Gaza’s health ministry said 31 children were among those killed since fighting began, and many other civilians have died. Another 900 Gazans have also been wounded. Israel says dozens of those killed in Gaza were militants, and some of the deaths were caused by misfired rockets from Gaza.
In a statement released early on Friday morning, Israeli PM Benjamin Netanyahu said the country’s military operation against Palestinian militants would continue for “as long as necessary”. He added that Hamas would pay a heavy price, as would other “terrorist groups”.
A Hamas military spokesman said the group was ready to teach Israel’s military “harsh lessons” should it decide to go ahead with a ground incursion.
Also on Friday, there were protests at the Jordanian and Lebanese borders with Israel in support of the Palestinians. One man died after being hit by Israeli shell fire while protesting, state media in Lebanon reported
On Thursday, Israel’s military called up 7,000 army reservists and deployed troops and tanks near its border with Gaza. It said a ground offensive into Gaza was one option being considered but a decision had yet to be made.
‘We didn’t want this conflict’
As fighting entered its fifth day, United Nations Secretary General António Guterres called for “an immediate de-escalation and cessation of hostilities in Gaza and Israel”.
Conflict cools warming of Arab-Israel ties
Mothers caught in the Israel-Gaza conflict
His plea echoed that of other diplomats – including from Israel’s ally the US – but appeals to Israeli and Palestinian leaders have so far failed to produce a ceasefire agreement.
A senior Hamas official has said the group is ready for a “reciprocal” ceasefire if the international community pressures Israel to “suppress military actions” at the disputed al-Aqsa Mosque in Jerusalem.

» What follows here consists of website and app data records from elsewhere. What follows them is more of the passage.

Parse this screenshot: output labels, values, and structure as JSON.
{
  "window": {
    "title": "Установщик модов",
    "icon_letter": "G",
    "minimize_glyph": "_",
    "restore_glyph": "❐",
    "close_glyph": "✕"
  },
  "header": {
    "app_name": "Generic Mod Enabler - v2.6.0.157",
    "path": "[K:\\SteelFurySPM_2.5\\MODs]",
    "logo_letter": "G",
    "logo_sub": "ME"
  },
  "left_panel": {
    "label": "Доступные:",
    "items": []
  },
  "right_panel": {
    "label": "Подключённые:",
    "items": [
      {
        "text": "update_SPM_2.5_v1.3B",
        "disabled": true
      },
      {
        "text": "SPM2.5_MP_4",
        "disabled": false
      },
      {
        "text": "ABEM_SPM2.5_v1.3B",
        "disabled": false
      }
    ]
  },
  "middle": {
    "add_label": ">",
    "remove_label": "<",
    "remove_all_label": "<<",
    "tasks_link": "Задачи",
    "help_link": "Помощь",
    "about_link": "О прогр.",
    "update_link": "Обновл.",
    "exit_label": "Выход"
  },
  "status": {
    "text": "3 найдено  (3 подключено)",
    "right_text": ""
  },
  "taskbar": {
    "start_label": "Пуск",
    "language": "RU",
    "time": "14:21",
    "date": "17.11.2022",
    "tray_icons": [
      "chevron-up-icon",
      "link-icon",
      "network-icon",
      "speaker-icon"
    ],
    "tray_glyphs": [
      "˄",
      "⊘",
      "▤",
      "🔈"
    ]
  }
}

However, a senior adviser to Mr Netanyahu told the BBC that international calls for restraint were misplaced.
“We didn’t want this conflict, but now that it’s started it has to end with a sustained period of quiet,” said Mark Regev. “That can only be achieved by Israel taking out Hamas – their military structure, their command and control.”
Israel has also called up 10 reserve border patrol companies to help tackle the worst unrest between Arab and Jewish communities for many years.
Mr Netanyahu has proposed introducing “administrative detention” for rioters. The controversial measure would allow authorities to detain people for extended periods of time without charge
President Reuven Rivlin described the outbreaks of rioting in several towns and cities as “senseless civil war”.
Meanwhile, attempts by parties in Israel to form a coalition to replace Mr Netanyahu’s government following inconclusive elections in March appear to have collapsed after a key right-wing leader pulled his party out of negotiations, calling the hostilities a “reality changing event”, local media say.
Naftali Bennett is now in discussions with Mr Netanyahu’s Likud party to try to form a “broad national unity government”, according to reports.